Create a Python game for the Raspberry Pi
Once you’ve installed Python (accepting the installation defaults), download Pygame for Windows – again, accept default settings. If you already have a preferred IDE, it will almost certainly support Python “out of the box”; if not, get Geany for Windows. To configure it for testing and running Python scripts, launch Geany, then go to the Build menu and click Set Build Commands. Find the Execute field and replace the current contents with C:Python27python %f (assuming you installed Python to the default directory).
Designing a game
Our first Python project will be a simple shooting game called Raspberry Pie (ahem). In this game, three different types of fruit will fall from the top of the game area, but only the raspberries should reach the bottom and go into the pie. The player controls a movable turret, and wins points by shooting cherries and strawberries: points are deducted if a raspberry is destroyed accidentally, or if one of the other fruits ends up in the pie.
Let’s start by collecting together the assets. The Open Clip Art Library is a great place to find free clip-art; we can get our fruit images from here. We’ll create our own images for the turret and the bullets. We could collect together sounds for our game, too, but for now we’ll keep things simple and silent.
Now let’s think about how we’re going to structure our program. The basic structure of an arcade game is the same whether you’re planning to use Scratch, Python or any other tool. We begin by setting up the execution loop environment, and create the objects that will be used in the game. We then initialise everything – for example, setting the score to zero. Then there’s a main loop that handles the gameplay. Once the game ends, the score is displayed.
Object-oriented programming (OOP) underpins most modern programming languages, and it isn’t too difficult to understand. Think about the visible objects in our game: the only aspects that vary from one tumbling fruit to another are their position and genus (that is, whether they’re raspberries, strawberries or cherries). We can therefore represent them all very simply by creating a single fruit class with properties that indicate genus and position. We can then create fruits as independent instances of the class (these instances are the “objects” of OOP), each of which contains information about what sort of fruit it is and its location.
As well as properties, classes can have methods – built-in actions that we can invoke whenever we want. In the case of fruit, the major thing each object does is fall. So we might build a method into our class that says “take my current vertical position and move it down by 3 pixels”.
Since all the code relating to the fruit sits within the fruit class, bugs are easy to find and, once fixed, apply to all instances across the entire program. You can even base one class on another, giving you a hierarchy of subclasses. For now, however, let’s stick to a simple implementation. Remember that, while classes are written as part of the code, objects are created only when the program runs, and don’t exist beyond the duration of the game.
Creating the code
On the following pages we’ll walk you through the code for Raspberry Pie, so you can see how the program works and type along if you wish. If anything seems unclear, your first stop should be the Python documentation for more information. We’ll also be drawing heavily on the methods and properties provided by Pygame – see documentation here.
You can also download the code file here if you want to play the game yourself right away.
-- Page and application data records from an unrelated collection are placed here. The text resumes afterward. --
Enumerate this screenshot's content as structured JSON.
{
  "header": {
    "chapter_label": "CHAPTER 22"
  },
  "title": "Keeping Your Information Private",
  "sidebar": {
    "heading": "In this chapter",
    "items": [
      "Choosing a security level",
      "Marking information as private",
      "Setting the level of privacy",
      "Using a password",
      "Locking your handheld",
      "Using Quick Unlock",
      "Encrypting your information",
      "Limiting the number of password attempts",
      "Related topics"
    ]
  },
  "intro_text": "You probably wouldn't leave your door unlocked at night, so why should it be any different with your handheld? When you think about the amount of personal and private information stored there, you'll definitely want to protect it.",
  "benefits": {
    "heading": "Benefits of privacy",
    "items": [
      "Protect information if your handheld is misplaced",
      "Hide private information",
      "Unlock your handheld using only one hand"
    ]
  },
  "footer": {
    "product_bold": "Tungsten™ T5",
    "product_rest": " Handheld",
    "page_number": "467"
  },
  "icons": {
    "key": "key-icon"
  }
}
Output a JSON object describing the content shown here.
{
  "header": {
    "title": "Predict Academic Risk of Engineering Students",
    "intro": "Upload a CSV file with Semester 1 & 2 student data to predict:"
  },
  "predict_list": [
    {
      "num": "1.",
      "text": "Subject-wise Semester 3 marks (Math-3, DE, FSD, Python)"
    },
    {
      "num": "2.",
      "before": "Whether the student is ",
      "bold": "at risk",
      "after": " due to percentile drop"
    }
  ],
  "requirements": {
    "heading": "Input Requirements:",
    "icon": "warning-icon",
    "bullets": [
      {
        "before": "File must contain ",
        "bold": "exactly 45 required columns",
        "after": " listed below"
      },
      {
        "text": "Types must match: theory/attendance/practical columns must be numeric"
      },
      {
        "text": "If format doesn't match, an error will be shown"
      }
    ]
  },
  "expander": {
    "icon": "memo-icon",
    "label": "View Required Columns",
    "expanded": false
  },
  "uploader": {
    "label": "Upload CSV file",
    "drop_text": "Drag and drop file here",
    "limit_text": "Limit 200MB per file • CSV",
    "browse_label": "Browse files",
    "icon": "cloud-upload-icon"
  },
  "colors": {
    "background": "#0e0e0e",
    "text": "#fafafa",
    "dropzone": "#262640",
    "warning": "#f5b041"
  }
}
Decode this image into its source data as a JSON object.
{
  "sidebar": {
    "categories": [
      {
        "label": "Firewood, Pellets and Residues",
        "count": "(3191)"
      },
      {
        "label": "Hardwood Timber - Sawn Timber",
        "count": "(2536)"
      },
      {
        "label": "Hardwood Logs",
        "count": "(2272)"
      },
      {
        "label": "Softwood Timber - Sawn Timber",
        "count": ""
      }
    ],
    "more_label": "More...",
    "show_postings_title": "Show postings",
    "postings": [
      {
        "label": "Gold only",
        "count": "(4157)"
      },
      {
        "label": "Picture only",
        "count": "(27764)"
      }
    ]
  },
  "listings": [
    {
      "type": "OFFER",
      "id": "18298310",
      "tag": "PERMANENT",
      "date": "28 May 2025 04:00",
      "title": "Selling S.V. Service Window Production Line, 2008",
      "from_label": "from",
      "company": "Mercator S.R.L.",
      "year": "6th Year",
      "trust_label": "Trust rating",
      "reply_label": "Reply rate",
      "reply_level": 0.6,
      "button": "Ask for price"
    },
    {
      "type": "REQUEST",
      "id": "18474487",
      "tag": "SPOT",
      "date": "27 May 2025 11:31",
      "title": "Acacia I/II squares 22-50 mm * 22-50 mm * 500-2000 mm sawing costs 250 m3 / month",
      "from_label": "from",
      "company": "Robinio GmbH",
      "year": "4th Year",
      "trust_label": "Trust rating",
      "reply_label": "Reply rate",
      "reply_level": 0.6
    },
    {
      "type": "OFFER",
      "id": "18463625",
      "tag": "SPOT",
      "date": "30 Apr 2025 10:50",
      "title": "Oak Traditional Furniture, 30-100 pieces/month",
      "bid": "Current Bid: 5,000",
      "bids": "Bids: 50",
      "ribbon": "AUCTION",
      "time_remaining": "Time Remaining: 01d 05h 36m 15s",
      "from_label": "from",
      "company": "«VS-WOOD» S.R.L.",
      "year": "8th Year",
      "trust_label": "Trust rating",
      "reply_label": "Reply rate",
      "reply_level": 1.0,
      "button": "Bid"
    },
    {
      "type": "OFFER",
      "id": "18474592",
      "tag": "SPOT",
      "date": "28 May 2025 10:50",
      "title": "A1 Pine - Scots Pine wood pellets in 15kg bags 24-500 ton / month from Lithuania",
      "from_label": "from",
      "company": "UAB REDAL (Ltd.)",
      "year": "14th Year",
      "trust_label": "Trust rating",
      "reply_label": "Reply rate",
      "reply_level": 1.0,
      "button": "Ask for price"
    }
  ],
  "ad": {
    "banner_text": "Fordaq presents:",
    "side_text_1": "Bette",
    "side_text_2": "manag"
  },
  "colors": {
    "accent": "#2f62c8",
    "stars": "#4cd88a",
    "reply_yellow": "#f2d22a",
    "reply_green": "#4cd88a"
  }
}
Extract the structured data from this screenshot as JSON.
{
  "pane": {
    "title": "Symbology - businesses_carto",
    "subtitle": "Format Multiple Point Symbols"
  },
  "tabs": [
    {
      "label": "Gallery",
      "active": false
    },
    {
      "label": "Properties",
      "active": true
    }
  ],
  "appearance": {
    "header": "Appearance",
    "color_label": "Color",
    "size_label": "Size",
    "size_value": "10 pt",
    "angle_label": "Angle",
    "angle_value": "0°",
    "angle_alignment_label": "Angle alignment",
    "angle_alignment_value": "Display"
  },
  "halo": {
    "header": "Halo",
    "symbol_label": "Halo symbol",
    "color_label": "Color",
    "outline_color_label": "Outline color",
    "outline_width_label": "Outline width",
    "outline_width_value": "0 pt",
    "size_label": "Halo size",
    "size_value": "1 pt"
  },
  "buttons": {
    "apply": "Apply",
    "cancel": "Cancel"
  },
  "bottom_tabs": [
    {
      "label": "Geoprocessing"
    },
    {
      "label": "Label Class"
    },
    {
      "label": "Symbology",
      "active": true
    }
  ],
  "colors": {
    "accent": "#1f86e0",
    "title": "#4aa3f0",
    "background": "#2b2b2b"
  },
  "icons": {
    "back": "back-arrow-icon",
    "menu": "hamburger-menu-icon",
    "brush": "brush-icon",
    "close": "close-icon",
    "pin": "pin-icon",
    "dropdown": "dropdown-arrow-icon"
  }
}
In addition, you can use this code as a starting point to learn more by modifying and updating it yourself. Can you add a high-score table? Or make different types of fruit move in different ways? Once you’ve mastered the basics of writing games in Python, you can create your own original game, and send it in for our competition.